Built in the socialist-realist architectural style prevalent in the 1960s under Soviet occupation of Tirana, the National History Museum is almost as well known for the glittering mosaic that enlivens its concrete façade as for its collections. Representing the turbulent history of this troubled nation, the artwork is entitled ‘The Albanians’ and scans thousands of years of invasions from the Roman Empire to the partisans fighting Communism in the late 20th century; it was the joint work of five local artists and was completed in 1980. The museum itself opened in 1981 and is liberally stuffed with the country’s great archaeological legacy; the displays are laid out in chronologically themed rooms and highlights include Roman busts, glittering icons, a replica of the legendary sword of Albanian national hero Skanderbeg, and posters printed by the resistance movement during World War II. The displays culminate in the hard-hitting Pavilion of Communist Terror, which examines Albanian persecution and repression in the Soviet-led hard-labor camps before Communism fell in 1989.

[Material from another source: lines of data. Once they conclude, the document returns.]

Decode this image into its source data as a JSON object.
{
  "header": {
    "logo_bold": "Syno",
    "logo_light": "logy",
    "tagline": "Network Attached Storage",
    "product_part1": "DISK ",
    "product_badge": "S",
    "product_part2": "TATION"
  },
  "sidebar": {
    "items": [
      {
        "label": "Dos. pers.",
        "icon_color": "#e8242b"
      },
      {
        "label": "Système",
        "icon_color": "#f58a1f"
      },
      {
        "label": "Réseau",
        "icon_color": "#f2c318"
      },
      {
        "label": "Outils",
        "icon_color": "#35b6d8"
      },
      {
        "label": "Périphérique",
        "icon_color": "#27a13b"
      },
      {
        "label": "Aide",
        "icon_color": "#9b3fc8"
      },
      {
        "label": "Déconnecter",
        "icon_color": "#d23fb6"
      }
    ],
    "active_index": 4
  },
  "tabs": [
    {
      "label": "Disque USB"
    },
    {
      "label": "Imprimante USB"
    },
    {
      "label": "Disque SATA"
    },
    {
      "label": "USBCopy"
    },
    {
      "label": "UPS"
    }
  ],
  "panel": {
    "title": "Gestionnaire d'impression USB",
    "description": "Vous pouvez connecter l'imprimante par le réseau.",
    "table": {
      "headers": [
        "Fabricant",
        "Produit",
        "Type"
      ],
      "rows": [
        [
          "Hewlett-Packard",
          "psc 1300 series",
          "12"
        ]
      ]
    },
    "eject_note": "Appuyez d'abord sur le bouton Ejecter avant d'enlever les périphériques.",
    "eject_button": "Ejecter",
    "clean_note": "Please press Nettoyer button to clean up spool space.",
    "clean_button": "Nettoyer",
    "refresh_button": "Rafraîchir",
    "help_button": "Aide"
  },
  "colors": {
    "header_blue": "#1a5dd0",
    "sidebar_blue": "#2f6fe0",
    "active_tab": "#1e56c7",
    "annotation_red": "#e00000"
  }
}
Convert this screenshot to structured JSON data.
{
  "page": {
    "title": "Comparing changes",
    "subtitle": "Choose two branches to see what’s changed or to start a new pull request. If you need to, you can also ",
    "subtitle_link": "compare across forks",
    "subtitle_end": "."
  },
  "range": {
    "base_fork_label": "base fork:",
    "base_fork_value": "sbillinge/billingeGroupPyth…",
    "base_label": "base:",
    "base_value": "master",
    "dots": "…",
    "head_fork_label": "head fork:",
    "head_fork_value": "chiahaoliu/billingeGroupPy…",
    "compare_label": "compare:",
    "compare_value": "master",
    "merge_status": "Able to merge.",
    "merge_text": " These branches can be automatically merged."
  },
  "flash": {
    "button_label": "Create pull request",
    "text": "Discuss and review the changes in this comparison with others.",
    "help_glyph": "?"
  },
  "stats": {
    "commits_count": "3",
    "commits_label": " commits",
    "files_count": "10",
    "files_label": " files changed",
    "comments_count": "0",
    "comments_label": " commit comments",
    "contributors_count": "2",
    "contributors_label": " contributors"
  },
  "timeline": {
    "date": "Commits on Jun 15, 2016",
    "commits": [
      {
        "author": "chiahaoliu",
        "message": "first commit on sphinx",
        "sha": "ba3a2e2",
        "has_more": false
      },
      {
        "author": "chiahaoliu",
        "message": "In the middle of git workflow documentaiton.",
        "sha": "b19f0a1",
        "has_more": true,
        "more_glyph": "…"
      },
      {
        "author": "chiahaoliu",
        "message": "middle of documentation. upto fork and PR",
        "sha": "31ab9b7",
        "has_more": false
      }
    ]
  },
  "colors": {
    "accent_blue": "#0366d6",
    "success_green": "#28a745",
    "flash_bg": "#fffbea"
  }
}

Sheshi Skënderbej 1 (Skanderbeg Square 1). Open Tue–Sat 10am–5pm; Sun 10am–2pm. Admission 200 lek. Best accessed on foot.